Nature influences everything for me,” says artist Dawn Wolfe, whose colorful cut-paper collages of birds, butterflies, and other flora and fauna have long been One Kings Lane favorites. The artist describes her style as “Californian,” and we agree: Dawn’s work is an alluring mix of laid-back and elegant, mirroring the vibe of her sunny home studio in the Santa Cruz Mountains of California.
For her latest series, Dawn turned her focus to a new medium: black-and-white photography. The subjects? Natural specimens from the artist’s own collection, lovingly amassed over decades.
To bring out all the gorgeous details of these finds—which range from antlers to nests to feathers—Dawn knew she needed to go big. “A normal camera wasn’t going to cut it for what I wanted,” says Dawn, who instead enlisted the help of a specialist with a rare type of scientific camera by Swedish maker Hasselblad. “It has the highest resolution on the market,” she notes, allowing for teeny objects to be rendered oversize without losing any definition. “The crispness of every detail—even when blown up to this size—is incredible.”
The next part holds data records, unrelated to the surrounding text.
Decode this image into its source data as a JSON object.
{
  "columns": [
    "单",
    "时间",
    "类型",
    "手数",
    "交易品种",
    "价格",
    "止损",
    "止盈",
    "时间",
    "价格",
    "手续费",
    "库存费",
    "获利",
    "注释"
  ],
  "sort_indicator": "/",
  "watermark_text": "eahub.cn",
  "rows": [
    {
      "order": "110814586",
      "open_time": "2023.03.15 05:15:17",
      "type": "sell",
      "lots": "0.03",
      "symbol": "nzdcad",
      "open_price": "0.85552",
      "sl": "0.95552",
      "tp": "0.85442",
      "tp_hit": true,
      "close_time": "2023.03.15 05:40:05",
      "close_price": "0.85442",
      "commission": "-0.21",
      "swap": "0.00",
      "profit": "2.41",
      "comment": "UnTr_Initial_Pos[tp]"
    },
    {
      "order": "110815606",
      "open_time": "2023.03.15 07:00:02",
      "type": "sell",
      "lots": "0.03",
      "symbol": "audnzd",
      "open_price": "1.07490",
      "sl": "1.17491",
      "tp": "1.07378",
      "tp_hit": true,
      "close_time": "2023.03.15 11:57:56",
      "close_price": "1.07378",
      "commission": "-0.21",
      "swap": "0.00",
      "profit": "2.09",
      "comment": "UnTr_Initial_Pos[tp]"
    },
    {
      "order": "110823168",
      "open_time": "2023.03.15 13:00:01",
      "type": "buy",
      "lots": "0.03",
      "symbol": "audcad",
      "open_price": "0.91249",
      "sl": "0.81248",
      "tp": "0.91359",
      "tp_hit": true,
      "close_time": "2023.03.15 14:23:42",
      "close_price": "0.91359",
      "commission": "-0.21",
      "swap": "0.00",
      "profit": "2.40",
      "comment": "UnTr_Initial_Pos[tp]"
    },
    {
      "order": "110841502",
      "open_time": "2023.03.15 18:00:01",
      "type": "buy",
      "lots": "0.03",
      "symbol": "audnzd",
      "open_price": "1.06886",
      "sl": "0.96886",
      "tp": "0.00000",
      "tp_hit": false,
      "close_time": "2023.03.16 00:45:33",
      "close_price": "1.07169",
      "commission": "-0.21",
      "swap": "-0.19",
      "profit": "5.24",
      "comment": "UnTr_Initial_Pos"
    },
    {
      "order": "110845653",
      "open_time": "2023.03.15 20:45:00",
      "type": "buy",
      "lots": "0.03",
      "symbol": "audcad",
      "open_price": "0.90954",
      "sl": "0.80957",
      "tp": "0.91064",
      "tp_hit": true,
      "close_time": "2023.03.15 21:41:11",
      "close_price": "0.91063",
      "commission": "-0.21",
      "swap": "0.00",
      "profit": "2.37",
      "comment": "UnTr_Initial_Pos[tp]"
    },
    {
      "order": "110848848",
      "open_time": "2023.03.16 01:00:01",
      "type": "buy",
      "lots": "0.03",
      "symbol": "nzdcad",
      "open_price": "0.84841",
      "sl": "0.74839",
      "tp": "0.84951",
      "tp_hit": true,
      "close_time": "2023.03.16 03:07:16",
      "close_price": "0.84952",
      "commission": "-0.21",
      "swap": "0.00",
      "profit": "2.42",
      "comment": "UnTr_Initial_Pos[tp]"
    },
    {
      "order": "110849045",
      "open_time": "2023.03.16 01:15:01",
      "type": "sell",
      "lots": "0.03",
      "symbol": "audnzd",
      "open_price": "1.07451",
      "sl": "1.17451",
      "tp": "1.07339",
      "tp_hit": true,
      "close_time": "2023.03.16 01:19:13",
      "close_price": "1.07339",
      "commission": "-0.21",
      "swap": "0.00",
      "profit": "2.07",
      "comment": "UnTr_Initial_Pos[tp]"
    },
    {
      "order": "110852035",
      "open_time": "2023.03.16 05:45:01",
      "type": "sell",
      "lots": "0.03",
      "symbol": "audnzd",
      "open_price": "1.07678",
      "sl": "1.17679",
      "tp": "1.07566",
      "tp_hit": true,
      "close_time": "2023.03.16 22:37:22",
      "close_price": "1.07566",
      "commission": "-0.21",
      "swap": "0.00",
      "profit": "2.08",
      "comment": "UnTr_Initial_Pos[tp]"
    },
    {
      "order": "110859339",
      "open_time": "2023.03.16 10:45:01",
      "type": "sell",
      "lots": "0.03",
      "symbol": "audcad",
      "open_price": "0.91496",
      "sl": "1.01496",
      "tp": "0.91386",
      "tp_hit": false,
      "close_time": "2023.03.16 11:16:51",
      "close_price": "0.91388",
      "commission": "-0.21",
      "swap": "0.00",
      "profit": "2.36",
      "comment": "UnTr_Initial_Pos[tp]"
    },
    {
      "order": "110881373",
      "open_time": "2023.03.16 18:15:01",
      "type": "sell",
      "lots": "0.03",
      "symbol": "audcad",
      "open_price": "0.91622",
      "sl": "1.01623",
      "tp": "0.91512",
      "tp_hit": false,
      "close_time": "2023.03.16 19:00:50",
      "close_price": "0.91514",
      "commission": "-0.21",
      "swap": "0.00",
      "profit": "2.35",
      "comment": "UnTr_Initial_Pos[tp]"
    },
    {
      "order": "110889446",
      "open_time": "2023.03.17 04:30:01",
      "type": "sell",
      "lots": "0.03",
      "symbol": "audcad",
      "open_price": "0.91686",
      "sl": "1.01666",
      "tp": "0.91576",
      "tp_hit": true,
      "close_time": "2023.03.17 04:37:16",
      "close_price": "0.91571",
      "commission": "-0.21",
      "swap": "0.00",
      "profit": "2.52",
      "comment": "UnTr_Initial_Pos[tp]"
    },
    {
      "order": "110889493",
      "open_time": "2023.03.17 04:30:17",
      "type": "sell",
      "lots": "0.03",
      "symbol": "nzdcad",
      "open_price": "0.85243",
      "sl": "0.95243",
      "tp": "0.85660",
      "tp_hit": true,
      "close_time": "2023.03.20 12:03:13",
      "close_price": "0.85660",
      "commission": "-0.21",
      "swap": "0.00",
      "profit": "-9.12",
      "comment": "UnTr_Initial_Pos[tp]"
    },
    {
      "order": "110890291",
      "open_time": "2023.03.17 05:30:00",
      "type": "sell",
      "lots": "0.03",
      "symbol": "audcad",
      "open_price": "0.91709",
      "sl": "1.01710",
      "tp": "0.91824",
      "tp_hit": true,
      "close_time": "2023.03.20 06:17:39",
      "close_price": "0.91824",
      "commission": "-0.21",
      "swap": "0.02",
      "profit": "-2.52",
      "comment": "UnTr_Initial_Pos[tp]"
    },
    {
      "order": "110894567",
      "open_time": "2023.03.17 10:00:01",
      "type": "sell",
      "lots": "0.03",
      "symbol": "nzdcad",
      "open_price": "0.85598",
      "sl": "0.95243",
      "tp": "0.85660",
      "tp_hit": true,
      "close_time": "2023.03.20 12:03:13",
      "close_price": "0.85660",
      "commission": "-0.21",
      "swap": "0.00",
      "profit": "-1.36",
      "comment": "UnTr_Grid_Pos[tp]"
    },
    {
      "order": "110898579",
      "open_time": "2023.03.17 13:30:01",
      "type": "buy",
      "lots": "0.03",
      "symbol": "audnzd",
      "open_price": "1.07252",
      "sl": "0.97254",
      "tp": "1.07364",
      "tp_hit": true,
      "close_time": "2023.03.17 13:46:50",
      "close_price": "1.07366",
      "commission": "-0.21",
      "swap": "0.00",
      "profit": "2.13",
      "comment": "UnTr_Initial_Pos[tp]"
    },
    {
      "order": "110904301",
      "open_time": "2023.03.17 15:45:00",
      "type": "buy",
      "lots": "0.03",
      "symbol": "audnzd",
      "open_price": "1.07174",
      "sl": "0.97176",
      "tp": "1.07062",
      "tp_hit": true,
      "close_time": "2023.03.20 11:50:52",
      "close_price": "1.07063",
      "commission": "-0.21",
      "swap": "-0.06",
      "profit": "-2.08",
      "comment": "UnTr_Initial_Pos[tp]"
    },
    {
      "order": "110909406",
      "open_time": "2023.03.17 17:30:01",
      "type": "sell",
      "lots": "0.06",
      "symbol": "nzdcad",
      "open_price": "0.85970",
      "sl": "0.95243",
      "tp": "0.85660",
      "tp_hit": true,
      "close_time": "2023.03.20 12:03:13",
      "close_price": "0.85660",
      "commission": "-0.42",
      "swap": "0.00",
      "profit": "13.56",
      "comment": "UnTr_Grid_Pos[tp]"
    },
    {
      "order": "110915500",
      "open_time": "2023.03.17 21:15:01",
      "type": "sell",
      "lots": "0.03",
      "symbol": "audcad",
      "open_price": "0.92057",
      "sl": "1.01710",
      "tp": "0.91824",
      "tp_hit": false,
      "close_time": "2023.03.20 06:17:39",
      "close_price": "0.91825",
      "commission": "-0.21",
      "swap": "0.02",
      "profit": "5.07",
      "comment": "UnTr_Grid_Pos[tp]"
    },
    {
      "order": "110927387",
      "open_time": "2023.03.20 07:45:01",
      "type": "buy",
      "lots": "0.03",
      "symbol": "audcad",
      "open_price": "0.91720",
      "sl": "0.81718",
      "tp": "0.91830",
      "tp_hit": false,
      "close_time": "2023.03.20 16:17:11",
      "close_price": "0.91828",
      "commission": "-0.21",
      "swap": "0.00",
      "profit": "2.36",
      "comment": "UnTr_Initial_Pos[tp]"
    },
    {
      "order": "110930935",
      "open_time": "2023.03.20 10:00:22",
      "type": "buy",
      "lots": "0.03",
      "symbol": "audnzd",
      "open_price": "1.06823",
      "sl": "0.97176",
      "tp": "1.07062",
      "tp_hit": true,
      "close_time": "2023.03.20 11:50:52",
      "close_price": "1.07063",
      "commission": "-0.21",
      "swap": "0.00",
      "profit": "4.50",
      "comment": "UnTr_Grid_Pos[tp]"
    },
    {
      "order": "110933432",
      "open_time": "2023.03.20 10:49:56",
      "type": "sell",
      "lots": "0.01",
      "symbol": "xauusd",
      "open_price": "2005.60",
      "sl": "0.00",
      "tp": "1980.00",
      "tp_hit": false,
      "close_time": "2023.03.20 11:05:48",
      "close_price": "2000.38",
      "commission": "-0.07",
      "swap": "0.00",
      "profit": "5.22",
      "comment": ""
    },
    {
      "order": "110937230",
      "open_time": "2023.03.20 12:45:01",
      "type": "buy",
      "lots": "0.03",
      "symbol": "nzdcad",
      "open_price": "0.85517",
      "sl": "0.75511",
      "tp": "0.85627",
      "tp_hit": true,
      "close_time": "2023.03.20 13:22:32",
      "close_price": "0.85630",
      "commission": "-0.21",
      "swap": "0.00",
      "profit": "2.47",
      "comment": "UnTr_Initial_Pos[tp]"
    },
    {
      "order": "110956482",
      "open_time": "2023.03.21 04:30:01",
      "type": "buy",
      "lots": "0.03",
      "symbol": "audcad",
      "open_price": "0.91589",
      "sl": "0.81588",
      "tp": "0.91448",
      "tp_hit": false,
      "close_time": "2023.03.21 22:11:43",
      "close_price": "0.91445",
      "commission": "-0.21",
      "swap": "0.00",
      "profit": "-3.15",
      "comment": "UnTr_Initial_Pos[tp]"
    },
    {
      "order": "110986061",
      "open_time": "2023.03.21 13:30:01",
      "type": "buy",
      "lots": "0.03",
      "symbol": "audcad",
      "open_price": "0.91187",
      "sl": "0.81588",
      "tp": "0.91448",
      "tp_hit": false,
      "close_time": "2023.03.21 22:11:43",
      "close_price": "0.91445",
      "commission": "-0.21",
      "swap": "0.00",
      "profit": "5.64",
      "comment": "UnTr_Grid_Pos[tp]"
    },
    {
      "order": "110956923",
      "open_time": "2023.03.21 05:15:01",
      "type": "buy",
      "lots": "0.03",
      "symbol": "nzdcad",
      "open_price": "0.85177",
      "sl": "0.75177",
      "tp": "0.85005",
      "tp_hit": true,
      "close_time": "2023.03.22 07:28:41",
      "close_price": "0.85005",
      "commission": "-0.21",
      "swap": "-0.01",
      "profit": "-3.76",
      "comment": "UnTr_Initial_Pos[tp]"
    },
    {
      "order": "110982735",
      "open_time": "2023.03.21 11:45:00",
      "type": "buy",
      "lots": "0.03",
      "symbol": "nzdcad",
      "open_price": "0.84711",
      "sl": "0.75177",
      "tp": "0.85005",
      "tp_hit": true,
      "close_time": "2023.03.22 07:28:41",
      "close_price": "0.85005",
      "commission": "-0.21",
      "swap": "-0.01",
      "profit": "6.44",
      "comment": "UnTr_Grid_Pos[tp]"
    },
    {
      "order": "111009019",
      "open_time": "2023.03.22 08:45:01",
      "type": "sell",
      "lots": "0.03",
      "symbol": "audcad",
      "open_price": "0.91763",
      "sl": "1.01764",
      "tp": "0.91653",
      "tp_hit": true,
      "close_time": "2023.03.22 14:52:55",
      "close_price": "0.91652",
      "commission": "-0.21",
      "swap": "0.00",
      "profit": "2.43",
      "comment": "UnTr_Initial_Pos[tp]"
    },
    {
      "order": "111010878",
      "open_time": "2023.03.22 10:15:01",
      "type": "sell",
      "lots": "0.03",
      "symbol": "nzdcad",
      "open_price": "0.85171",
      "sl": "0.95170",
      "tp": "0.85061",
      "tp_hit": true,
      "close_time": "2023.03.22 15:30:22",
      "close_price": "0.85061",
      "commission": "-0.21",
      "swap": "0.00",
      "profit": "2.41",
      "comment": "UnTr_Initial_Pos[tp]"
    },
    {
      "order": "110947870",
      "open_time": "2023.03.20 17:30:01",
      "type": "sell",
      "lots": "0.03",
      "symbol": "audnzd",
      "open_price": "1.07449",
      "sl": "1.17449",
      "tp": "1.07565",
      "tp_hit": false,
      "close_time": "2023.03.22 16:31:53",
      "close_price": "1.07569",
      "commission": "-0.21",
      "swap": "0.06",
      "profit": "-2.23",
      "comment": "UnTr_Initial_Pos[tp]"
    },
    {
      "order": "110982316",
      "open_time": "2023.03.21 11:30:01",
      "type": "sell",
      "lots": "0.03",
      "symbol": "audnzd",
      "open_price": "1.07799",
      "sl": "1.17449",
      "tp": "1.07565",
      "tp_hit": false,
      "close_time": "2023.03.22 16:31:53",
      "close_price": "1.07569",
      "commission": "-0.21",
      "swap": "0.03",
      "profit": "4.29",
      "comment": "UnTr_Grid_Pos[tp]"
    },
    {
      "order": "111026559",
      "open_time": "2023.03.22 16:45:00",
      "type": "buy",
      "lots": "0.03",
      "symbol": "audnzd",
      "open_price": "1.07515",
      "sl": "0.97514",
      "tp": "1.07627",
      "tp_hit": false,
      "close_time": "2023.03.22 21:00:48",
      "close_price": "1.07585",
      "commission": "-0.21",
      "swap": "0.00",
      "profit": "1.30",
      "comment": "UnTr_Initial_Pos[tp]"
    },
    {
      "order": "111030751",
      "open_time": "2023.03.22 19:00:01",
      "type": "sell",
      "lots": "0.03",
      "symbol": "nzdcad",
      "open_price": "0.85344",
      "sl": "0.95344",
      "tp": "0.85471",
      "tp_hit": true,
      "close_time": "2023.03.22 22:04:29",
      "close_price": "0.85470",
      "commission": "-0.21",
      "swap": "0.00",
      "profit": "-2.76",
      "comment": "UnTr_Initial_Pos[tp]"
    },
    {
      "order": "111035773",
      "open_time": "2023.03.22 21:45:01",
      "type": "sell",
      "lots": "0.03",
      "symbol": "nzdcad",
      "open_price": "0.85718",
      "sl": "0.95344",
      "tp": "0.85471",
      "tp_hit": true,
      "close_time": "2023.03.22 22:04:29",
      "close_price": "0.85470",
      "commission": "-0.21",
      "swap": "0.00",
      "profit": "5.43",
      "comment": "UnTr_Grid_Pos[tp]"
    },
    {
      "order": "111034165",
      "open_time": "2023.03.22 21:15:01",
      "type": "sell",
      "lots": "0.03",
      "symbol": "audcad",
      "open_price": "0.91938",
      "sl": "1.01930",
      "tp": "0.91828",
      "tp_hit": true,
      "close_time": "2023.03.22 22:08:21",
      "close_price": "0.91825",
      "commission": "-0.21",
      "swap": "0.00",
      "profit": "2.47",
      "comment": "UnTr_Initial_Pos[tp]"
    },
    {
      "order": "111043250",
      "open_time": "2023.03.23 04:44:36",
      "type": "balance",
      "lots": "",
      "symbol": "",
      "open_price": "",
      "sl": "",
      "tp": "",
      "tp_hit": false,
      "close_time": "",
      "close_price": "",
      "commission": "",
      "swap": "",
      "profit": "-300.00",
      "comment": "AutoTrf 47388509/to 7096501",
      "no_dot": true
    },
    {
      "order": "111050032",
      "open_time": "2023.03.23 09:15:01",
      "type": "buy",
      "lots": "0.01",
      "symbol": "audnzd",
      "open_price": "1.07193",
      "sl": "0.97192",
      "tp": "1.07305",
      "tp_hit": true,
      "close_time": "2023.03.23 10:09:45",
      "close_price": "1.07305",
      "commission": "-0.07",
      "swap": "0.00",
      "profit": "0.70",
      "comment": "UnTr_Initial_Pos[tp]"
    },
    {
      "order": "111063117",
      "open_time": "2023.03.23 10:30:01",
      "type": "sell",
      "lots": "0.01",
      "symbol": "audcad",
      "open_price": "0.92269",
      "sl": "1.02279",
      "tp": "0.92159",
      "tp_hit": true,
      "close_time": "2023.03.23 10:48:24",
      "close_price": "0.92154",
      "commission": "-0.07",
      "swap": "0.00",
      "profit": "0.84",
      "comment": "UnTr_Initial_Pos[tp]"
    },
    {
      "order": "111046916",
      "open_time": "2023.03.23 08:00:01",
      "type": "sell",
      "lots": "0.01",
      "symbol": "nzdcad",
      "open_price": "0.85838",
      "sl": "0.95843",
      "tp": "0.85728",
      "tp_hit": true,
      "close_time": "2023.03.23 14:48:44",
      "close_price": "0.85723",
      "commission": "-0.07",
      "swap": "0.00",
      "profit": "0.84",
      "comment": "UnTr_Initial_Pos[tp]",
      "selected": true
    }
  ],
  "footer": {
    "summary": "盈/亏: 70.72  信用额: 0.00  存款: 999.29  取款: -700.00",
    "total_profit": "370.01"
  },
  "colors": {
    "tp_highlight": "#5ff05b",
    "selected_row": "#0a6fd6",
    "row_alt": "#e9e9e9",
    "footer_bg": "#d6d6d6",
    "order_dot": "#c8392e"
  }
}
Read on for more about how these works came to life, then shop the photography collection here.
One Kings Lane: How did this new collection come about?
Dawn Wolfe: Living on the coast in California surrounded by so much beauty, I wanted to find a way to bring it inside. I had a vision for shots that I wanted of these natural specimens I have been collecting since I was a little kid: I knew I wanted them to be superdetailed, and to be able to print really huge so you could see every minute detail.
What inspired your focus on this subject matter?
I grew up in the Santa Cruz Mountains and was always immersed in nature and collected everything I ran across—rocks and shells and driftwood from the beach, feathers and nests, eggs, and even a hornet’s nest. I had my own “natural history museum” out on our deck that family and neighbors would have to pay admission for; this made more sense to me than a lemonade stand!
I have kept most of my treasures to this day. I think each specimen is so beautiful, and I wanted the viewer to stop for a moment and see the sculptural beauty of a piece of driftwood or a stone that has been tumbled in a stream for thousands of years. In these shots you see more of the detail than you do with your naked eye.
Do you have a favorite photograph?
I adore the feather shots… I have them hanging in my own house. They are of common quail feathers, but with this level of detail they are simply amazing. I also think there is something calming about them—I have them in bedrooms.
What’s your go-to cure for artist’s block?
Get outside! Actually, I never have artist’s block. I have the opposite—too many ideas to actually act on.